Gather all lines in the data that hold the string "true".

EXERCISE DATA:

---

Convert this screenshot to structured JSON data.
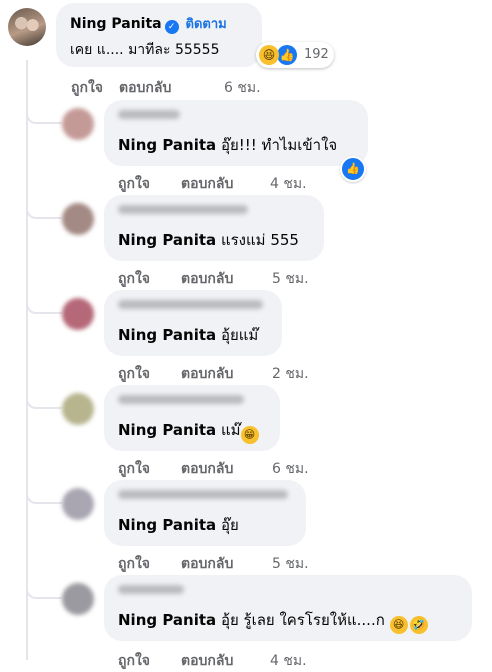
{
  "root_comment": {
    "author": "Ning Panita",
    "follow_label": "ติดตาม",
    "text": "เคย แ.... มาทีละ 55555",
    "reaction_count": "192",
    "like_label": "ถูกใจ",
    "reply_label": "ตอบกลับ",
    "time": "6 ชม."
  },
  "replies": [
    {
      "text_prefix": "Ning Panita",
      "text": "อุ๊ย!!! ทำไมเข้าใจ",
      "like_label": "ถูกใจ",
      "reply_label": "ตอบกลับ",
      "time": "4 ชม.",
      "has_like_reaction": true
    },
    {
      "text_prefix": "Ning Panita",
      "text": "แรงแม่ 555",
      "like_label": "ถูกใจ",
      "reply_label": "ตอบกลับ",
      "time": "5 ชม."
    },
    {
      "text_prefix": "Ning Panita",
      "text": "อุ้ยแม๊",
      "like_label": "ถูกใจ",
      "reply_label": "ตอบกลับ",
      "time": "2 ชม."
    },
    {
      "text_prefix": "Ning Panita",
      "text": "แม๊",
      "like_label": "ถูกใจ",
      "reply_label": "ตอบกลับ",
      "time": "6 ชม.",
      "emoji": "grin"
    },
    {
      "text_prefix": "Ning Panita",
      "text": "อุ๊ย",
      "like_label": "ถูกใจ",
      "reply_label": "ตอบกลับ",
      "time": "5 ชม."
    },
    {
      "text_prefix": "Ning Panita",
      "text": "อุ้ย รู้เลย ใครโรยให้แ....ก",
      "like_label": "ถูกใจ",
      "reply_label": "ตอบกลับ",
      "time": "4 ชม.",
      "emoji": "haha-rofl"
    }
  ],
  "icons": {
    "verified": "verified-badge-icon",
    "haha": "haha-reaction-icon",
    "like": "like-reaction-icon"
  },
  "colors": {
    "bubble": "#f0f2f5",
    "link": "#1b74e4",
    "meta": "#65676b",
    "like_blue": "#1877f2"
  }
}
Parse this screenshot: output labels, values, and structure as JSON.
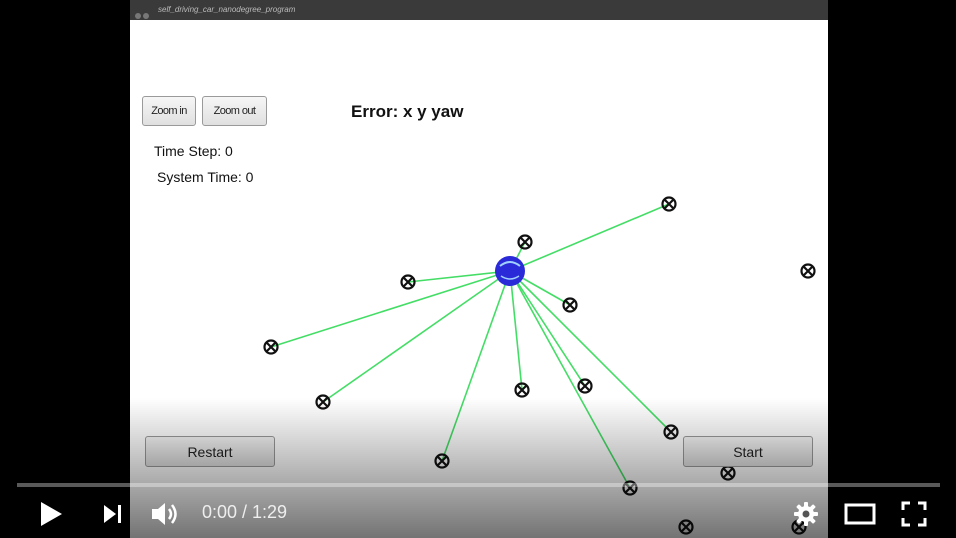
{
  "window": {
    "title": "self_driving_car_nanodegree_program"
  },
  "toolbar": {
    "zoom_in": "Zoom in",
    "zoom_out": "Zoom out"
  },
  "status": {
    "error_label": "Error: x y yaw",
    "time_step": "Time Step: 0",
    "system_time": "System Time: 0"
  },
  "buttons": {
    "restart": "Restart",
    "start": "Start"
  },
  "scene": {
    "car_color": "#2a2ad8",
    "ray_color": "#44dd66",
    "landmark_icon": "circled-x-icon",
    "landmark_count": 15
  },
  "player": {
    "time": "0:00 / 1:29",
    "play_icon": "play-icon",
    "next_icon": "next-icon",
    "volume_icon": "volume-icon",
    "settings_icon": "gear-icon",
    "theater_icon": "theater-mode-icon",
    "fullscreen_icon": "fullscreen-icon"
  }
}
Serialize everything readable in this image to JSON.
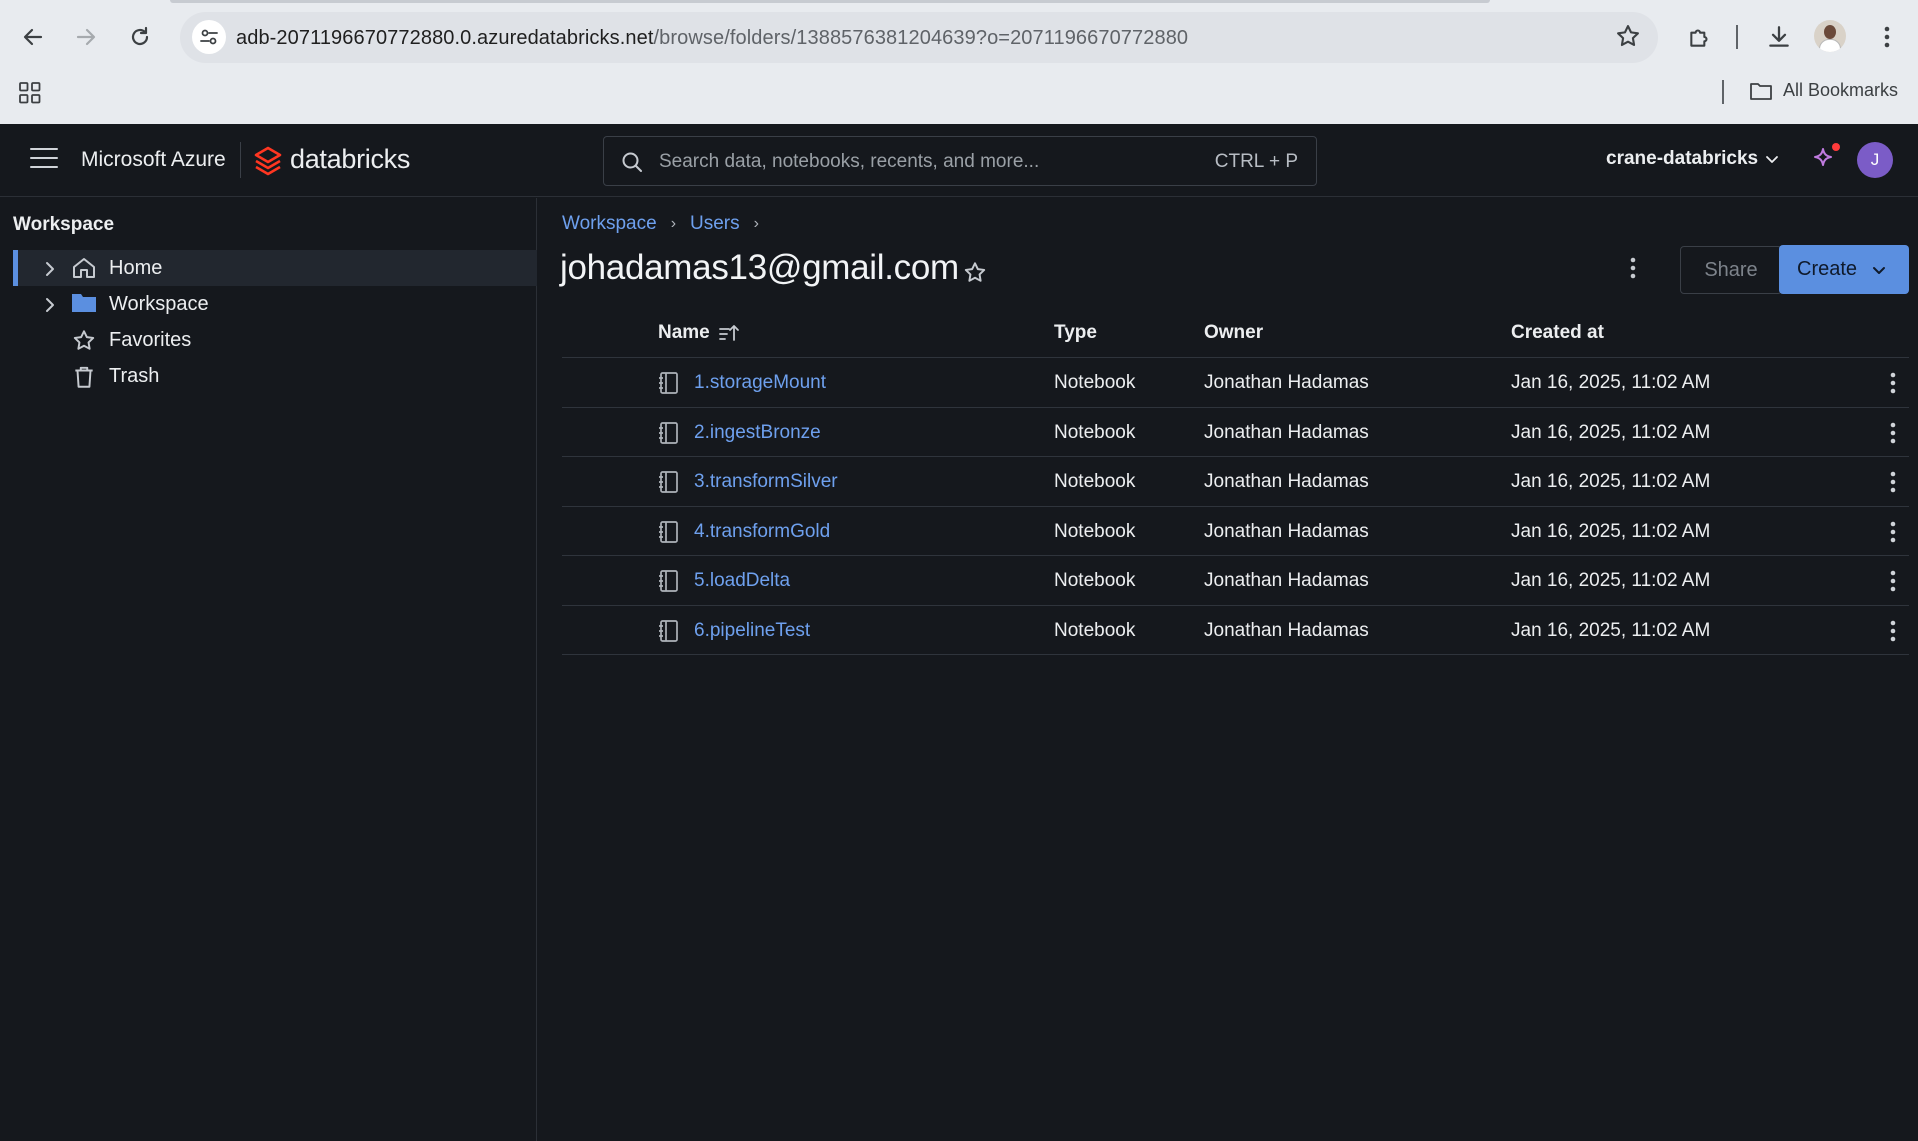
{
  "browser": {
    "url_host": "adb-2071196670772880.0.azuredatabricks.net",
    "url_path": "/browse/folders/1388576381204639?o=2071196670772880",
    "bookmarks_label": "All Bookmarks"
  },
  "topbar": {
    "microsoft_label": "Microsoft Azure",
    "product_label": "databricks",
    "search_placeholder": "Search data, notebooks, recents, and more...",
    "search_shortcut": "CTRL + P",
    "workspace_name": "crane-databricks",
    "user_initial": "J"
  },
  "sidebar": {
    "title": "Workspace",
    "items": [
      {
        "label": "Home",
        "icon": "home-icon",
        "expandable": true,
        "active": true
      },
      {
        "label": "Workspace",
        "icon": "folder-icon",
        "expandable": true,
        "active": false
      },
      {
        "label": "Favorites",
        "icon": "star-icon",
        "expandable": false,
        "active": false
      },
      {
        "label": "Trash",
        "icon": "trash-icon",
        "expandable": false,
        "active": false
      }
    ]
  },
  "main": {
    "breadcrumb": [
      "Workspace",
      "Users"
    ],
    "title": "johadamas13@gmail.com",
    "share_label": "Share",
    "create_label": "Create",
    "columns": {
      "name": "Name",
      "type": "Type",
      "owner": "Owner",
      "created": "Created at"
    },
    "rows": [
      {
        "name": "1.storageMount",
        "type": "Notebook",
        "owner": "Jonathan Hadamas",
        "created": "Jan 16, 2025, 11:02 AM"
      },
      {
        "name": "2.ingestBronze",
        "type": "Notebook",
        "owner": "Jonathan Hadamas",
        "created": "Jan 16, 2025, 11:02 AM"
      },
      {
        "name": "3.transformSilver",
        "type": "Notebook",
        "owner": "Jonathan Hadamas",
        "created": "Jan 16, 2025, 11:02 AM"
      },
      {
        "name": "4.transformGold",
        "type": "Notebook",
        "owner": "Jonathan Hadamas",
        "created": "Jan 16, 2025, 11:02 AM"
      },
      {
        "name": "5.loadDelta",
        "type": "Notebook",
        "owner": "Jonathan Hadamas",
        "created": "Jan 16, 2025, 11:02 AM"
      },
      {
        "name": "6.pipelineTest",
        "type": "Notebook",
        "owner": "Jonathan Hadamas",
        "created": "Jan 16, 2025, 11:02 AM"
      }
    ]
  },
  "colors": {
    "accent": "#5b8fe0",
    "link": "#6ea0ee",
    "background": "#15181d",
    "brand_red": "#ff3621"
  }
}
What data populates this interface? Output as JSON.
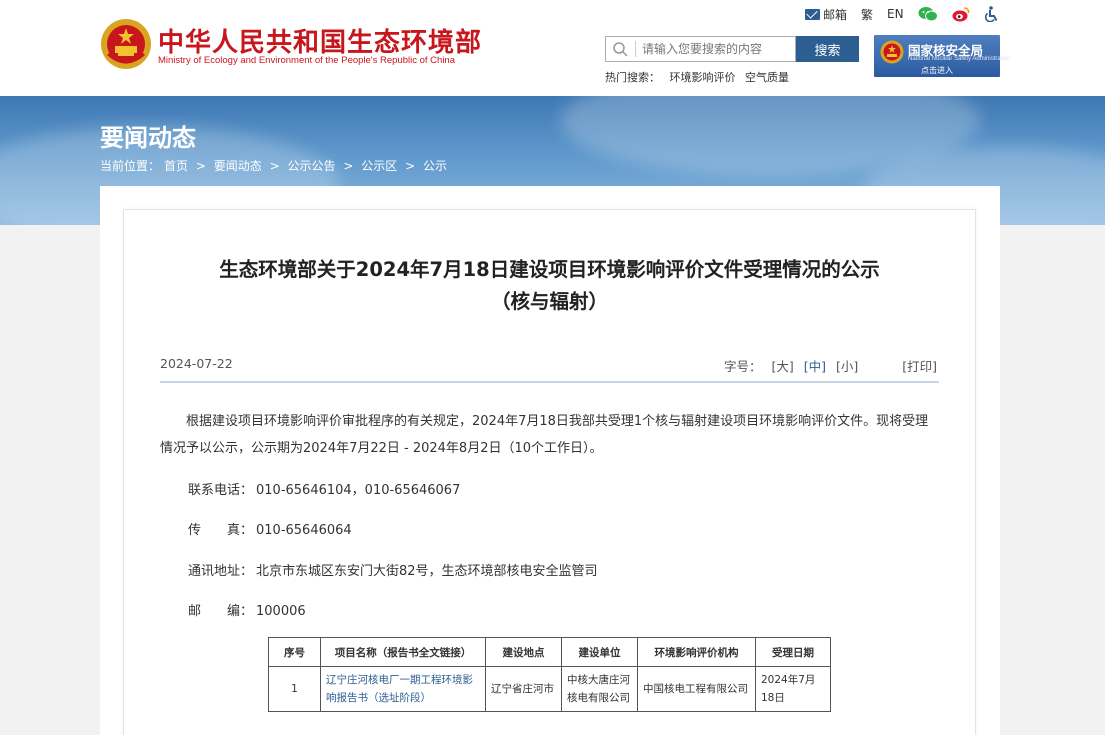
{
  "site": {
    "name_cn": "中华人民共和国生态环境部",
    "name_en": "Ministry of Ecology and Environment of the People's Republic of China"
  },
  "top_links": {
    "mail": "邮箱",
    "traditional": "繁",
    "english": "EN"
  },
  "search": {
    "placeholder": "请输入您要搜索的内容",
    "button": "搜索",
    "hot_label": "热门搜索：",
    "hot_terms": [
      "环境影响评价",
      "空气质量"
    ]
  },
  "nnsa": {
    "name": "国家核安全局",
    "name_en": "National Nuclear Safety Administration",
    "enter": "点击进入"
  },
  "banner": {
    "title": "要闻动态",
    "breadcrumb_prefix": "当前位置：",
    "crumbs": [
      "首页",
      ">",
      "要闻动态",
      ">",
      "公示公告",
      ">",
      "公示区",
      ">",
      "公示"
    ]
  },
  "article": {
    "title_line1": "生态环境部关于2024年7月18日建设项目环境影响评价文件受理情况的公示",
    "title_line2": "（核与辐射）",
    "date": "2024-07-22",
    "font_label": "字号：",
    "font_large": "[大]",
    "font_medium": "[中]",
    "font_small": "[小]",
    "print": "[打印]",
    "paragraph": "根据建设项目环境影响评价审批程序的有关规定，2024年7月18日我部共受理1个核与辐射建设项目环境影响评价文件。现将受理情况予以公示，公示期为2024年7月22日 - 2024年8月2日（10个工作日）。",
    "contacts": [
      {
        "label": "联系电话：",
        "value": "010-65646104，010-65646067"
      },
      {
        "label": "传　　真：",
        "value": "010-65646064"
      },
      {
        "label": "通讯地址：",
        "value": "北京市东城区东安门大街82号，生态环境部核电安全监管司"
      },
      {
        "label": "邮　　编：",
        "value": "100006"
      }
    ],
    "table": {
      "headers": [
        "序号",
        "项目名称（报告书全文链接）",
        "建设地点",
        "建设单位",
        "环境影响评价机构",
        "受理日期"
      ],
      "rows": [
        [
          "1",
          "辽宁庄河核电厂一期工程环境影响报告书（选址阶段）",
          "辽宁省庄河市",
          "中核大唐庄河核电有限公司",
          "中国核电工程有限公司",
          "2024年7月18日"
        ]
      ]
    }
  },
  "colors": {
    "brand_red": "#c8161d",
    "accent_blue": "#2d5e91"
  }
}
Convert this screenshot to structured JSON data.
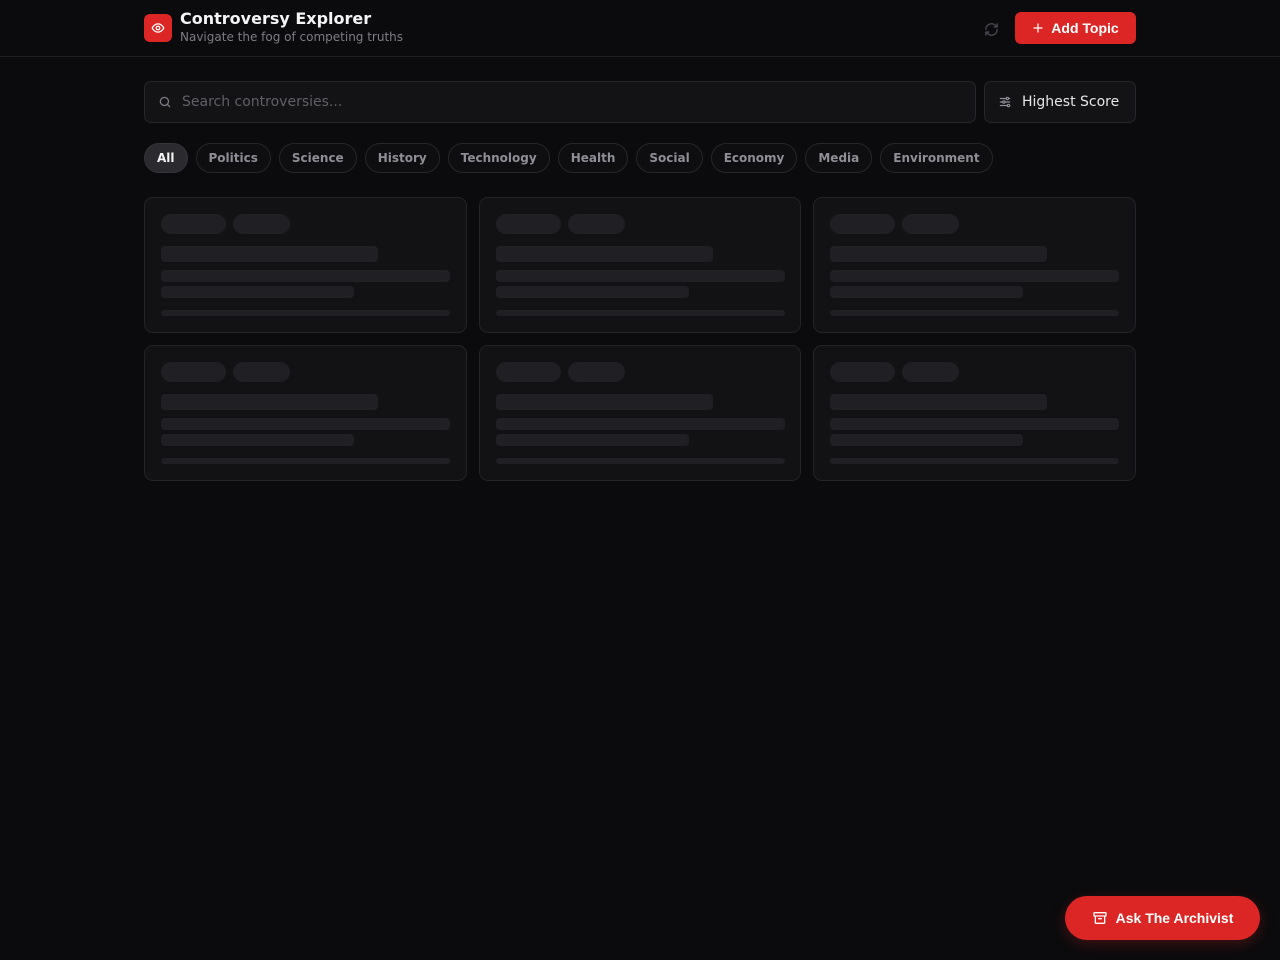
{
  "header": {
    "title": "Controversy Explorer",
    "subtitle": "Navigate the fog of competing truths",
    "logo_icon": "eye-icon",
    "refresh_icon": "refresh-icon",
    "add_button_label": "Add Topic"
  },
  "search": {
    "placeholder": "Search controversies...",
    "value": ""
  },
  "sort": {
    "selected": "Highest Score",
    "icon": "sliders-icon"
  },
  "categories": {
    "items": [
      "All",
      "Politics",
      "Science",
      "History",
      "Technology",
      "Health",
      "Social",
      "Economy",
      "Media",
      "Environment"
    ],
    "active": "All"
  },
  "colors": {
    "accent": "#dc2626",
    "background": "#0b0b0d",
    "card": "#121215",
    "skeleton": "#1f1f24"
  },
  "fab": {
    "label": "Ask The Archivist",
    "icon": "archive-icon"
  }
}
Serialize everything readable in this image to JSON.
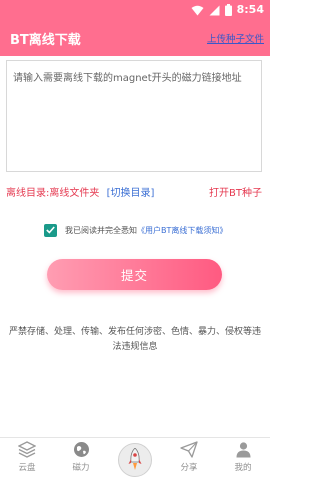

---

RESPONSE AREA:
      "has_like_reaction": true
        "expandable": true,
        "active": true
        "expandable": true,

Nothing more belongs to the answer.